**Work task:** The finished copy should hold every entry exactly as given, and no pictures.

::::::::::

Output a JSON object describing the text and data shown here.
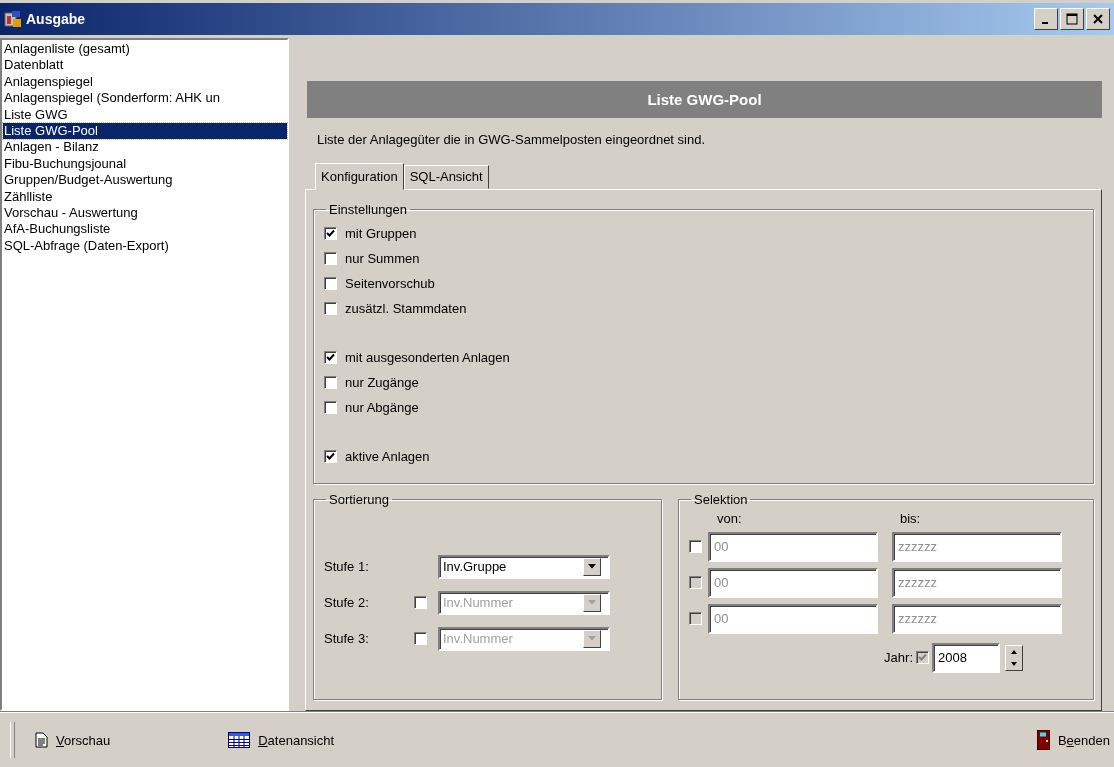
{
  "window": {
    "title": "Ausgabe"
  },
  "report_list": [
    {
      "label": "Anlagenliste (gesamt)",
      "selected": false
    },
    {
      "label": "Datenblatt",
      "selected": false
    },
    {
      "label": "Anlagenspiegel",
      "selected": false
    },
    {
      "label": "Anlagenspiegel (Sonderform: AHK un",
      "selected": false
    },
    {
      "label": "Liste GWG",
      "selected": false
    },
    {
      "label": "Liste GWG-Pool",
      "selected": true
    },
    {
      "label": "Anlagen - Bilanz",
      "selected": false
    },
    {
      "label": "Fibu-Buchungsjounal",
      "selected": false
    },
    {
      "label": "Gruppen/Budget-Auswertung",
      "selected": false
    },
    {
      "label": "Zählliste",
      "selected": false
    },
    {
      "label": "Vorschau - Auswertung",
      "selected": false
    },
    {
      "label": "AfA-Buchungsliste",
      "selected": false
    },
    {
      "label": "SQL-Abfrage (Daten-Export)",
      "selected": false
    }
  ],
  "panel": {
    "title": "Liste GWG-Pool",
    "description": "Liste der Anlagegüter die in GWG-Sammelposten eingeordnet sind."
  },
  "tabs": [
    {
      "label": "Konfiguration",
      "selected": true
    },
    {
      "label": "SQL-Ansicht",
      "selected": false
    }
  ],
  "settings": {
    "legend": "Einstellungen",
    "groups": [
      [
        {
          "label": "mit Gruppen",
          "checked": true
        },
        {
          "label": "nur Summen",
          "checked": false
        },
        {
          "label": "Seitenvorschub",
          "checked": false
        },
        {
          "label": "zusätzl. Stammdaten",
          "checked": false
        }
      ],
      [
        {
          "label": "mit ausgesonderten Anlagen",
          "checked": true
        },
        {
          "label": "nur Zugänge",
          "checked": false
        },
        {
          "label": "nur Abgänge",
          "checked": false
        }
      ],
      [
        {
          "label": "aktive Anlagen",
          "checked": true
        }
      ]
    ]
  },
  "sorting": {
    "legend": "Sortierung",
    "levels": [
      {
        "kind": "fixed",
        "label": "Stufe 1:",
        "value": "Inv.Gruppe",
        "disabled": false
      },
      {
        "kind": "optional",
        "label": "Stufe 2:",
        "checked": false,
        "value": "Inv.Nummer",
        "disabled": true
      },
      {
        "kind": "optional",
        "label": "Stufe 3:",
        "checked": false,
        "value": "Inv.Nummer",
        "disabled": true
      }
    ]
  },
  "selection": {
    "legend": "Selektion",
    "from_label": "von:",
    "to_label": "bis:",
    "rows": [
      {
        "checked": false,
        "checkbox_disabled": false,
        "from": "00",
        "to": "zzzzzz",
        "fields_disabled": true
      },
      {
        "checked": false,
        "checkbox_disabled": true,
        "from": "00",
        "to": "zzzzzz",
        "fields_disabled": true
      },
      {
        "checked": false,
        "checkbox_disabled": true,
        "from": "00",
        "to": "zzzzzz",
        "fields_disabled": true
      }
    ],
    "year": {
      "label": "Jahr:",
      "checked": true,
      "checkbox_disabled": true,
      "value": "2008"
    }
  },
  "toolbar": [
    {
      "kind": "preview",
      "key": "V",
      "rest": "orschau"
    },
    {
      "kind": "dataview",
      "key": "D",
      "rest": "atenansicht"
    },
    {
      "kind": "exit",
      "lead": "B",
      "key": "e",
      "rest": "enden"
    }
  ]
}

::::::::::

**Output below:**
Output a JSON object describing the text and data shown here.
{
  "window": {
    "title": "Ausgabe"
  },
  "report_list": [
    {
      "label": "Anlagenliste (gesamt)",
      "selected": false
    },
    {
      "label": "Datenblatt",
      "selected": false
    },
    {
      "label": "Anlagenspiegel",
      "selected": false
    },
    {
      "label": "Anlagenspiegel (Sonderform: AHK un",
      "selected": false
    },
    {
      "label": "Liste GWG",
      "selected": false
    },
    {
      "label": "Liste GWG-Pool",
      "selected": true
    },
    {
      "label": "Anlagen - Bilanz",
      "selected": false
    },
    {
      "label": "Fibu-Buchungsjounal",
      "selected": false
    },
    {
      "label": "Gruppen/Budget-Auswertung",
      "selected": false
    },
    {
      "label": "Zählliste",
      "selected": false
    },
    {
      "label": "Vorschau - Auswertung",
      "selected": false
    },
    {
      "label": "AfA-Buchungsliste",
      "selected": false
    },
    {
      "label": "SQL-Abfrage (Daten-Export)",
      "selected": false
    }
  ],
  "panel": {
    "title": "Liste GWG-Pool",
    "description": "Liste der Anlagegüter die in GWG-Sammelposten eingeordnet sind."
  },
  "tabs": [
    {
      "label": "Konfiguration",
      "selected": true
    },
    {
      "label": "SQL-Ansicht",
      "selected": false
    }
  ],
  "settings": {
    "legend": "Einstellungen",
    "groups": [
      [
        {
          "label": "mit Gruppen",
          "checked": true
        },
        {
          "label": "nur Summen",
          "checked": false
        },
        {
          "label": "Seitenvorschub",
          "checked": false
        },
        {
          "label": "zusätzl. Stammdaten",
          "checked": false
        }
      ],
      [
        {
          "label": "mit ausgesonderten Anlagen",
          "checked": true
        },
        {
          "label": "nur Zugänge",
          "checked": false
        },
        {
          "label": "nur Abgänge",
          "checked": false
        }
      ],
      [
        {
          "label": "aktive Anlagen",
          "checked": true
        }
      ]
    ]
  },
  "sorting": {
    "legend": "Sortierung",
    "levels": [
      {
        "kind": "fixed",
        "label": "Stufe 1:",
        "value": "Inv.Gruppe",
        "disabled": false
      },
      {
        "kind": "optional",
        "label": "Stufe 2:",
        "checked": false,
        "value": "Inv.Nummer",
        "disabled": true
      },
      {
        "kind": "optional",
        "label": "Stufe 3:",
        "checked": false,
        "value": "Inv.Nummer",
        "disabled": true
      }
    ]
  },
  "selection": {
    "legend": "Selektion",
    "from_label": "von:",
    "to_label": "bis:",
    "rows": [
      {
        "checked": false,
        "checkbox_disabled": false,
        "from": "00",
        "to": "zzzzzz",
        "fields_disabled": true
      },
      {
        "checked": false,
        "checkbox_disabled": true,
        "from": "00",
        "to": "zzzzzz",
        "fields_disabled": true
      },
      {
        "checked": false,
        "checkbox_disabled": true,
        "from": "00",
        "to": "zzzzzz",
        "fields_disabled": true
      }
    ],
    "year": {
      "label": "Jahr:",
      "checked": true,
      "checkbox_disabled": true,
      "value": "2008"
    }
  },
  "toolbar": [
    {
      "kind": "preview",
      "key": "V",
      "rest": "orschau"
    },
    {
      "kind": "dataview",
      "key": "D",
      "rest": "atenansicht"
    },
    {
      "kind": "exit",
      "lead": "B",
      "key": "e",
      "rest": "enden"
    }
  ]
}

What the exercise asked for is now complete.